Verywell Mind uses only high-quality sources, including peer-reviewed studies, to support the facts within our articles. Read our editorial process to learn more about how we fact-check and keep our content accurate, reliable, and trustworthy.
  1. American Psychiatric Association. Diagnostic and Statistical Manual of Mental Disorders, 5th edition. American Psychiatric Association; 2013.

  2. Centers for Disease Control and Prevention. Treatment of ADHD.

  3. McGough JJ. Treatment controversies in adult ADHD. AJP. 2016;173(10):960-966. doi:10.1176/appi.ajp.2016.15091207

  4. Lakhan SE, Kirchgessner A. Prescription stimulants in individuals with and without attention deficit hyperactivity disorder: Misuse, cognitive impact, and adverse effectsBrain Behav. 2012;2(5):661-677. doi:10.1002/brb3.78

  5. Cleveland Clinic. Attention-deficit/hyperactivity disorder (ADHD).

  6. Centers for Disease Control and Prevention. Therapy to improve children' mental health.

  7. Centers for Disease Control and Prevention. Parent training in behavior management for ADHD.

  8. Centers for Disease Control and Prevention. ADHD in the classroom: Helping children succeed in school.

  9. Pfiffner LJ, Haack LM. Behavior management for school-aged children with ADHDChild Adolesc Psychiatr Clin N Am. 2014;23(4):731-746. doi:10.1016/j.chc.2014.05.014

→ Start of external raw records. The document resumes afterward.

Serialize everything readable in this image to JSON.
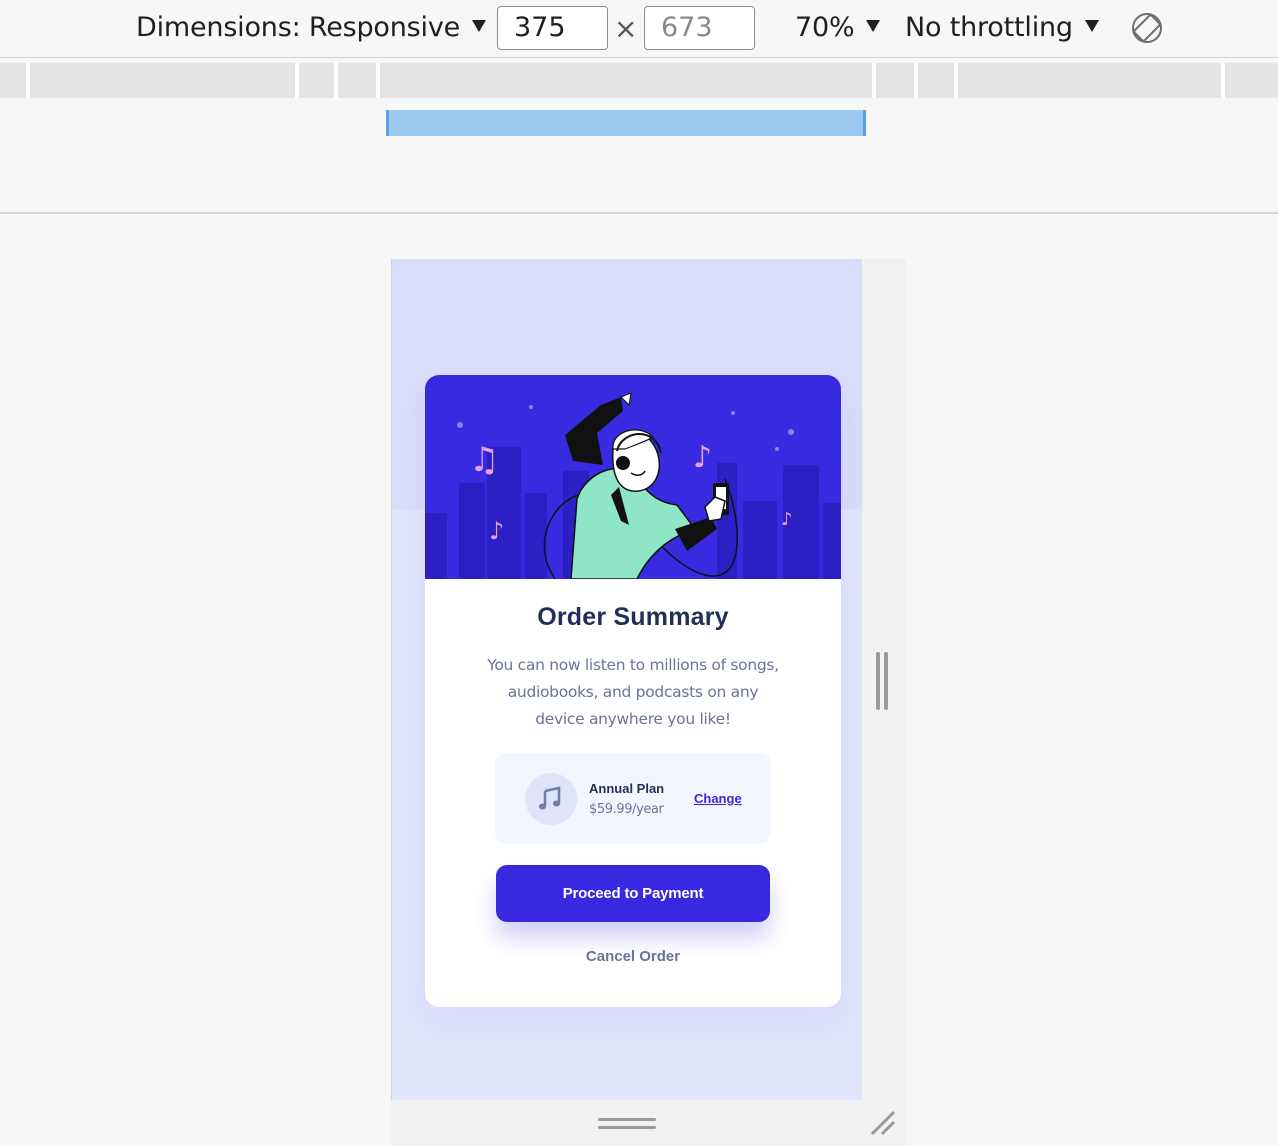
{
  "devtools": {
    "dimensions_label": "Dimensions: Responsive",
    "width_value": "375",
    "height_placeholder": "673",
    "times_sign": "×",
    "zoom": "70%",
    "throttling": "No throttling"
  },
  "card": {
    "title": "Order Summary",
    "description": "You can now listen to millions of songs, audiobooks, and podcasts on any device anywhere you like!",
    "plan": {
      "name": "Annual Plan",
      "price": "$59.99/year",
      "change_label": "Change",
      "icon": "music-note-icon"
    },
    "primary_button": "Proceed to Payment",
    "secondary_button": "Cancel Order"
  },
  "colors": {
    "primary": "#3829e0",
    "hero_bg": "#382ae1",
    "page_bg": "#e0e5fc",
    "title": "#1f2f56",
    "text": "#6b7498",
    "plan_bg": "#f4f6ff"
  }
}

  10. Mehren A, Reichert M, Coghill D, Müller HHO, Braun N, Philipsen A. Physical exercise in attention deficit hyperactivity disorder - evidence and implications for the treatment of borderline personality disorderBorderline Personal Disord Emot Dysregul. 2020;7:1. doi:10.1186/s40479-019-0115-2

  11. Chou CC, Huang CJ. Effects of an 8-week yoga program on sustained attention and discrimination function in children with attention deficit hyperactivity disorderPeerJ. 2017;5:e2883. doi:10.7717/peerj.2883

  12. Ghanizadeh A, Haddad B. The effect of dietary education on ADHD, a randomized controlled clinical trialAnn Gen Psychiatry. 2015;14:12. doi:10.1186/s12991-015-0050-6

By Ann Logsdon
Ann Logsdon is a school psychologist specializing in helping parents and teachers support students with a range of educational and developmental disabilities.